**Excerpts from a dataset:**
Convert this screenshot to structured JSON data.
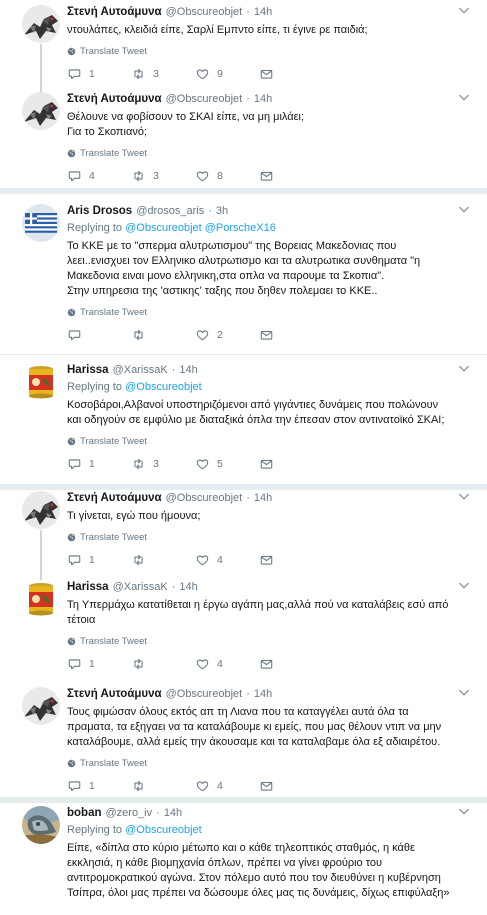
{
  "app": "Twitter",
  "translate_label": "Translate Tweet",
  "replying_prefix": "Replying to",
  "tweets": [
    {
      "name": "Στενή Αυτοάμυνα",
      "handle": "@Obscureobjet",
      "time": "14h",
      "avatar": "bird-camouflage-avatar",
      "text": "ντουλάπες, κλειδιά είπε, Σαρλί Εμπντο είπε, τι έγινε ρε παιδιά;",
      "replies": "1",
      "retweets": "3",
      "likes": "9"
    },
    {
      "name": "Στενή Αυτοάμυνα",
      "handle": "@Obscureobjet",
      "time": "14h",
      "avatar": "bird-camouflage-avatar",
      "text_lines": [
        "Θέλουνε να φοβίσουν το ΣΚΑΙ είπε, να μη μιλάει;",
        "Για το Σκοπιανό;"
      ],
      "replies": "4",
      "retweets": "3",
      "likes": "8"
    },
    {
      "name": "Aris Drosos",
      "handle": "@drosos_aris",
      "time": "3h",
      "avatar": "greek-flag-avatar",
      "replying_to": "@Obscureobjet @PorscheX16",
      "text_lines": [
        "Το ΚΚΕ με το \"σπερμα αλυτρωτισμου\" της Βορειας Μακεδονιας που",
        "λεει..ενισχυει τον Ελληνικο αλυτρωτισμο και τα αλυτρωτικα συνθηματα \"η",
        "Μακεδονια ειναι μονο ελληνικη,στα οπλα να παρουμε τα Σκοπια\".",
        "Στην υπηρεσια της 'αστικης' ταξης που δηθεν πολεμαει το ΚΚΕ.."
      ],
      "replies": "",
      "retweets": "",
      "likes": "2"
    },
    {
      "name": "Harissa",
      "handle": "@XarissaK",
      "time": "14h",
      "avatar": "harissa-can-avatar",
      "replying_to": "@Obscureobjet",
      "text_lines": [
        "Κοσοβάροι,Αλβανοί υποστηριζόμενοι από γιγάντιες δυνάμεις που πολώνουν",
        "και οδηγούν σε εμφύλιο με διαταξικά όπλα την έπεσαν στον αντινατοϊκό ΣΚΑΙ;"
      ],
      "replies": "1",
      "retweets": "3",
      "likes": "5"
    },
    {
      "name": "Στενή Αυτοάμυνα",
      "handle": "@Obscureobjet",
      "time": "14h",
      "avatar": "bird-camouflage-avatar",
      "text": "Τι γίνεται, εγώ που ήμουνα;",
      "replies": "1",
      "retweets": "",
      "likes": "4"
    },
    {
      "name": "Harissa",
      "handle": "@XarissaK",
      "time": "14h",
      "avatar": "harissa-can-avatar",
      "text_lines": [
        "Τη Υπερμάχω κατατίθεται η έργω αγάπη μας,αλλά πού να καταλάβεις εσύ από",
        "τέτοια"
      ],
      "replies": "1",
      "retweets": "",
      "likes": "4"
    },
    {
      "name": "Στενή Αυτοάμυνα",
      "handle": "@Obscureobjet",
      "time": "14h",
      "avatar": "bird-camouflage-avatar",
      "text_lines": [
        "Τους φιμώσαν όλους εκτός απ τη Λιανα που τα καταγγέλει αυτά όλα τα",
        "πραματα, τα εξηγαει να τα καταλάβουμε κι εμείς, που μας θέλουν ντιπ να μην",
        "καταλάβουμε, αλλά εμείς την άκουσαμε και τα καταλαβαμε όλα εξ αδιαιρέτου."
      ],
      "replies": "1",
      "retweets": "",
      "likes": "4"
    },
    {
      "name": "boban",
      "handle": "@zero_iv",
      "time": "14h",
      "avatar": "painting-avatar",
      "replying_to": "@Obscureobjet",
      "text_lines": [
        "Είπε, «δίπλα στο κύριο μέτωπο και ο κάθε τηλεοπτικός σταθμός, η κάθε",
        "εκκλησιά, η κάθε βιομηχανία όπλων, πρέπει να γίνει φρούριο του",
        "αντιτρομοκρατικού αγώνα. Στον πόλεμο αυτό που τον διευθύνει η κυβέρνηση",
        "Τσίπρα, όλοι μας πρέπει να δώσουμε όλες μας τις δυνάμεις, δίχως επιφύλαξη»"
      ]
    }
  ]
}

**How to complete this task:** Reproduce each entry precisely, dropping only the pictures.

**Solution for this problem:**
Convert this screenshot to structured JSON data.
{
  "app": "Twitter",
  "translate_label": "Translate Tweet",
  "replying_prefix": "Replying to",
  "tweets": [
    {
      "name": "Στενή Αυτοάμυνα",
      "handle": "@Obscureobjet",
      "time": "14h",
      "avatar": "bird-camouflage-avatar",
      "text": "ντουλάπες, κλειδιά είπε, Σαρλί Εμπντο είπε, τι έγινε ρε παιδιά;",
      "replies": "1",
      "retweets": "3",
      "likes": "9"
    },
    {
      "name": "Στενή Αυτοάμυνα",
      "handle": "@Obscureobjet",
      "time": "14h",
      "avatar": "bird-camouflage-avatar",
      "text_lines": [
        "Θέλουνε να φοβίσουν το ΣΚΑΙ είπε, να μη μιλάει;",
        "Για το Σκοπιανό;"
      ],
      "replies": "4",
      "retweets": "3",
      "likes": "8"
    },
    {
      "name": "Aris Drosos",
      "handle": "@drosos_aris",
      "time": "3h",
      "avatar": "greek-flag-avatar",
      "replying_to": "@Obscureobjet @PorscheX16",
      "text_lines": [
        "Το ΚΚΕ με το \"σπερμα αλυτρωτισμου\" της Βορειας Μακεδονιας που",
        "λεει..ενισχυει τον Ελληνικο αλυτρωτισμο και τα αλυτρωτικα συνθηματα \"η",
        "Μακεδονια ειναι μονο ελληνικη,στα οπλα να παρουμε τα Σκοπια\".",
        "Στην υπηρεσια της 'αστικης' ταξης που δηθεν πολεμαει το ΚΚΕ.."
      ],
      "replies": "",
      "retweets": "",
      "likes": "2"
    },
    {
      "name": "Harissa",
      "handle": "@XarissaK",
      "time": "14h",
      "avatar": "harissa-can-avatar",
      "replying_to": "@Obscureobjet",
      "text_lines": [
        "Κοσοβάροι,Αλβανοί υποστηριζόμενοι από γιγάντιες δυνάμεις που πολώνουν",
        "και οδηγούν σε εμφύλιο με διαταξικά όπλα την έπεσαν στον αντινατοϊκό ΣΚΑΙ;"
      ],
      "replies": "1",
      "retweets": "3",
      "likes": "5"
    },
    {
      "name": "Στενή Αυτοάμυνα",
      "handle": "@Obscureobjet",
      "time": "14h",
      "avatar": "bird-camouflage-avatar",
      "text": "Τι γίνεται, εγώ που ήμουνα;",
      "replies": "1",
      "retweets": "",
      "likes": "4"
    },
    {
      "name": "Harissa",
      "handle": "@XarissaK",
      "time": "14h",
      "avatar": "harissa-can-avatar",
      "text_lines": [
        "Τη Υπερμάχω κατατίθεται η έργω αγάπη μας,αλλά πού να καταλάβεις εσύ από",
        "τέτοια"
      ],
      "replies": "1",
      "retweets": "",
      "likes": "4"
    },
    {
      "name": "Στενή Αυτοάμυνα",
      "handle": "@Obscureobjet",
      "time": "14h",
      "avatar": "bird-camouflage-avatar",
      "text_lines": [
        "Τους φιμώσαν όλους εκτός απ τη Λιανα που τα καταγγέλει αυτά όλα τα",
        "πραματα, τα εξηγαει να τα καταλάβουμε κι εμείς, που μας θέλουν ντιπ να μην",
        "καταλάβουμε, αλλά εμείς την άκουσαμε και τα καταλαβαμε όλα εξ αδιαιρέτου."
      ],
      "replies": "1",
      "retweets": "",
      "likes": "4"
    },
    {
      "name": "boban",
      "handle": "@zero_iv",
      "time": "14h",
      "avatar": "painting-avatar",
      "replying_to": "@Obscureobjet",
      "text_lines": [
        "Είπε, «δίπλα στο κύριο μέτωπο και ο κάθε τηλεοπτικός σταθμός, η κάθε",
        "εκκλησιά, η κάθε βιομηχανία όπλων, πρέπει να γίνει φρούριο του",
        "αντιτρομοκρατικού αγώνα. Στον πόλεμο αυτό που τον διευθύνει η κυβέρνηση",
        "Τσίπρα, όλοι μας πρέπει να δώσουμε όλες μας τις δυνάμεις, δίχως επιφύλαξη»"
      ]
    }
  ]
}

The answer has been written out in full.